for headings,

for paragraphs, and for links.

3. Remove unnecessary spans: Take a careful look at your code and identify any tags that are not serving any meaningful purpose. If a span is used solely for styling purposes and can be replaced with CSS classes or semantic HTML elements, consider removing it to reduce the complexity of your code.

4. Keep accessibility in mind: When removing tags, ensure that the content remains accessible to all users. If the tag contains important information such as an aria-label or aria-describedby attribute, make sure to transfer this information to the appropriate element.

5. Test the changes: After removing the tags, thoroughly test your website on different devices and screen sizes to ensure that the changes have been implemented correctly and that the content remains visually appealing and accessible.

By following these best practices, you can effectively remove elements from your HTML code during screen adaptation, resulting in cleaner, more maintainable code that is accessible to all users.

Ensuring a Consistent User Experience

Consistency is key when it comes to providing a positive user experience on different devices and screen sizes. As more and more people access websites and applications using various devices, it is crucial for developers to ensure that their designs are adaptable and responsive to different screen resolutions.

One way to achieve this consistency is to remove unnecessary elements, such as spans, that may cause visual inconsistencies when screen adapting occurs. By streamlining the HTML structure and removing unnecessary code, developers can create a more optimized and consistent user experience for all users, regardless of the device they are using.

Additionally, it is important to test designs on different devices and screen sizes to identify any potential issues or inconsistencies. By using responsive design techniques and tools, developers can simulate different screen sizes and viewports to ensure that their designs look and function correctly across devices.

Another aspect of ensuring a consistent user experience is providing a seamless navigation and user interface.
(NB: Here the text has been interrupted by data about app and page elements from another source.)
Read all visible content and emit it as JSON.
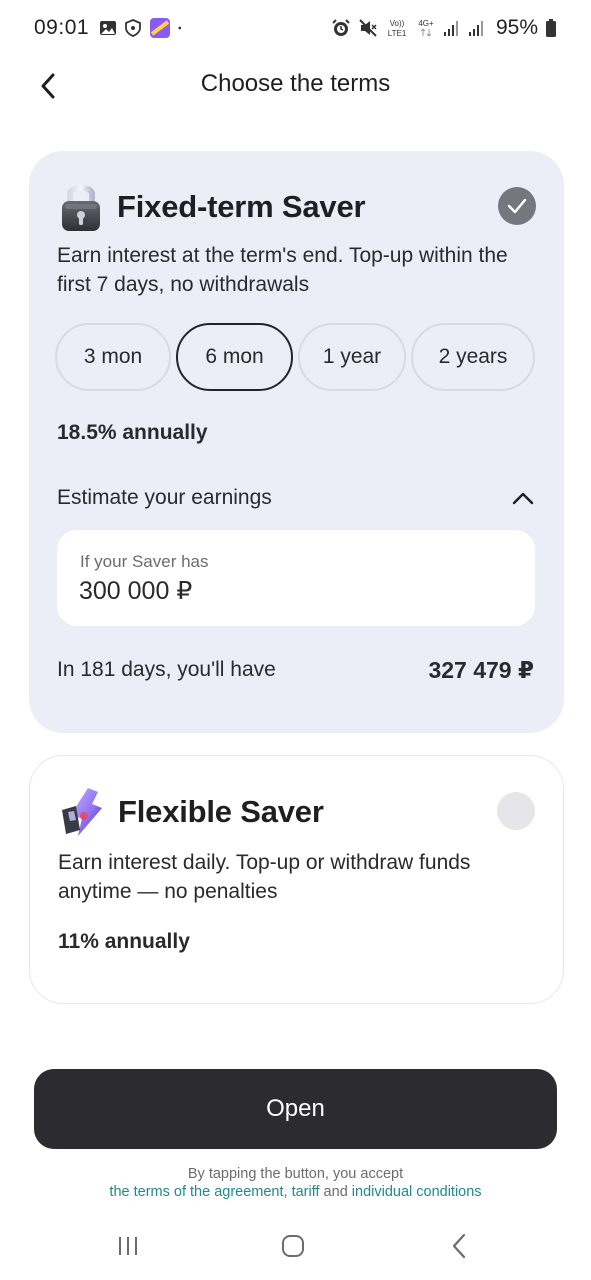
{
  "status_bar": {
    "time": "09:01",
    "battery": "95%",
    "left_icons": [
      "gallery-icon",
      "shield-icon",
      "app-icon",
      "dot-icon"
    ],
    "right_icons": [
      "alarm-icon",
      "mute-icon",
      "volte-icon",
      "4g-icon",
      "signal-icon",
      "signal-icon",
      "battery-icon"
    ]
  },
  "header": {
    "title": "Choose the terms",
    "back_icon": "chevron-left-icon"
  },
  "fixed_saver": {
    "title": "Fixed-term Saver",
    "icon": "padlock-icon",
    "selected": true,
    "description": "Earn interest at the term's end. Top-up within the first 7 days, no withdrawals",
    "terms": [
      "3 mon",
      "6 mon",
      "1 year",
      "2 years"
    ],
    "selected_term": "6 mon",
    "rate": "18.5% annually",
    "estimate_label": "Estimate your earnings",
    "amount_caption": "If your Saver has",
    "amount_value": "300 000 ₽",
    "result_label": "In 181 days, you'll have",
    "result_value": "327 479 ₽"
  },
  "flexible_saver": {
    "title": "Flexible Saver",
    "icon": "bolt-icon",
    "selected": false,
    "description": "Earn interest daily. Top-up or withdraw funds anytime — no penalties",
    "rate": "11% annually"
  },
  "footer": {
    "open_label": "Open",
    "legal_line1": "By tapping the button, you accept",
    "legal_link1": "the terms of the agreement",
    "legal_sep1": ", ",
    "legal_link2": "tariff",
    "legal_sep2": " and ",
    "legal_link3": "individual conditions"
  },
  "colors": {
    "card_selected_bg": "#ededf8",
    "button_dark": "#2b2b30",
    "link": "#1f8a8a",
    "check_selected": "#76767f"
  },
  "navbar": {
    "icons": [
      "recents-icon",
      "home-icon",
      "back-icon"
    ]
  }
}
Users should be able to easily navigate through the website or application, regardless of the device they are using. Consistent placement of navigation elements, buttons, and menus can help users easily find what they are looking for and improve their overall experience.

Overall, by considering and implementing techniques for screen adaptation and responsive design, developers can ensure a consistent user experience across different devices. This will not only improve user satisfaction and usability but also contribute to the overall success of the website or application.